> INSTRUCTIONS FOR THE TASK: Print every record exactly, omitting none.

> Saved data entries:
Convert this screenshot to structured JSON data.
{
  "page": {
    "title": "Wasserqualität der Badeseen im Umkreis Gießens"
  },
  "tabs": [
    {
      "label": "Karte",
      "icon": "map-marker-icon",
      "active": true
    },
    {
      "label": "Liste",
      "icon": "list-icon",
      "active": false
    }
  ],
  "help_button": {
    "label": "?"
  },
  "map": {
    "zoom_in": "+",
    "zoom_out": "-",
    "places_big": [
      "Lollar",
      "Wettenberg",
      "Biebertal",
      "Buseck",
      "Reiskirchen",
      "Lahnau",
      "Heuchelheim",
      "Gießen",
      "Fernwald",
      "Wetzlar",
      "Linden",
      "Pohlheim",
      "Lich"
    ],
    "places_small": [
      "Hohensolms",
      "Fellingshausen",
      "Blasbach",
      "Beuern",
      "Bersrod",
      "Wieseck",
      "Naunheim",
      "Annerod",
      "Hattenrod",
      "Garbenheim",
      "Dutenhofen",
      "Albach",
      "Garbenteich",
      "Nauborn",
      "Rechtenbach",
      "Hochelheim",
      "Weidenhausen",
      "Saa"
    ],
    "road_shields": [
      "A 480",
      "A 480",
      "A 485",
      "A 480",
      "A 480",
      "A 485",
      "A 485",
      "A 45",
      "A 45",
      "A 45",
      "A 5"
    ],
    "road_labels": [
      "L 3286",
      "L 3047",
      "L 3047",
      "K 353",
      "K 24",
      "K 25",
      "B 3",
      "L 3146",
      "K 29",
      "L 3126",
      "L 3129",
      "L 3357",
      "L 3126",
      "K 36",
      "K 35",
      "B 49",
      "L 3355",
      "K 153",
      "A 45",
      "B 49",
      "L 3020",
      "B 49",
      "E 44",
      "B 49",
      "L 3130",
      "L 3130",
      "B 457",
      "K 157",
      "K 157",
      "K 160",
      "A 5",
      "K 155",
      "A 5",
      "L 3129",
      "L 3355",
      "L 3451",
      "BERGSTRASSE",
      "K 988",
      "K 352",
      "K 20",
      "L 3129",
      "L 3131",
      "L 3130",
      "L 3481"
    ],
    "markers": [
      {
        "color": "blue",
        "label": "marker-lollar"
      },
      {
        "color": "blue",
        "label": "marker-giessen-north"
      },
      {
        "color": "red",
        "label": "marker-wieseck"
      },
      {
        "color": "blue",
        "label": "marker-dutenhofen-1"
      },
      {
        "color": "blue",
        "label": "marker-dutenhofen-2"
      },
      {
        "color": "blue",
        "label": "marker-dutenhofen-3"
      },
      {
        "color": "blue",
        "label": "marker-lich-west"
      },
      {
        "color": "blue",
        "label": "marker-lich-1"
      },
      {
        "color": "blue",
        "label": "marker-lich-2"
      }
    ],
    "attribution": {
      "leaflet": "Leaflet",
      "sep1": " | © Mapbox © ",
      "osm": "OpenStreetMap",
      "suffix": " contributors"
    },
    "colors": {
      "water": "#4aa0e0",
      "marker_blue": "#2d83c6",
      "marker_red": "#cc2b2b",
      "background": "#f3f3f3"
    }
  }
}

> RESPONSE:
Convert this screenshot to structured JSON data.
{
  "page": {
    "title": "Wasserqualität der Badeseen im Umkreis Gießens"
  },
  "tabs": [
    {
      "label": "Karte",
      "icon": "map-marker-icon",
      "active": true
    },
    {
      "label": "Liste",
      "icon": "list-icon",
      "active": false
    }
  ],
  "help_button": {
    "label": "?"
  },
  "map": {
    "zoom_in": "+",
    "zoom_out": "-",
    "places_big": [
      "Lollar",
      "Wettenberg",
      "Biebertal",
      "Buseck",
      "Reiskirchen",
      "Lahnau",
      "Heuchelheim",
      "Gießen",
      "Fernwald",
      "Wetzlar",
      "Linden",
      "Pohlheim",
      "Lich"
    ],
    "places_small": [
      "Hohensolms",
      "Fellingshausen",
      "Blasbach",
      "Beuern",
      "Bersrod",
      "Wieseck",
      "Naunheim",
      "Annerod",
      "Hattenrod",
      "Garbenheim",
      "Dutenhofen",
      "Albach",
      "Garbenteich",
      "Nauborn",
      "Rechtenbach",
      "Hochelheim",
      "Weidenhausen",
      "Saa"
    ],
    "road_shields": [
      "A 480",
      "A 480",
      "A 485",
      "A 480",
      "A 480",
      "A 485",
      "A 485",
      "A 45",
      "A 45",
      "A 45",
      "A 5"
    ],
    "road_labels": [
      "L 3286",
      "L 3047",
      "L 3047",
      "K 353",
      "K 24",
      "K 25",
      "B 3",
      "L 3146",
      "K 29",
      "L 3126",
      "L 3129",
      "L 3357",
      "L 3126",
      "K 36",
      "K 35",
      "B 49",
      "L 3355",
      "K 153",
      "A 45",
      "B 49",
      "L 3020",
      "B 49",
      "E 44",
      "B 49",
      "L 3130",
      "L 3130",
      "B 457",
      "K 157",
      "K 157",
      "K 160",
      "A 5",
      "K 155",
      "A 5",
      "L 3129",
      "L 3355",
      "L 3451",
      "BERGSTRASSE",
      "K 988",
      "K 352",
      "K 20",
      "L 3129",
      "L 3131",
      "L 3130",
      "L 3481"
    ],
    "markers": [
      {
        "color": "blue",
        "label": "marker-lollar"
      },
      {
        "color": "blue",
        "label": "marker-giessen-north"
      },
      {
        "color": "red",
        "label": "marker-wieseck"
      },
      {
        "color": "blue",
        "label": "marker-dutenhofen-1"
      },
      {
        "color": "blue",
        "label": "marker-dutenhofen-2"
      },
      {
        "color": "blue",
        "label": "marker-dutenhofen-3"
      },
      {
        "color": "blue",
        "label": "marker-lich-west"
      },
      {
        "color": "blue",
        "label": "marker-lich-1"
      },
      {
        "color": "blue",
        "label": "marker-lich-2"
      }
    ],
    "attribution": {
      "leaflet": "Leaflet",
      "sep1": " | © Mapbox © ",
      "osm": "OpenStreetMap",
      "suffix": " contributors"
    },
    "colors": {
      "water": "#4aa0e0",
      "marker_blue": "#2d83c6",
      "marker_red": "#cc2b2b",
      "background": "#f3f3f3"
    }
  }
}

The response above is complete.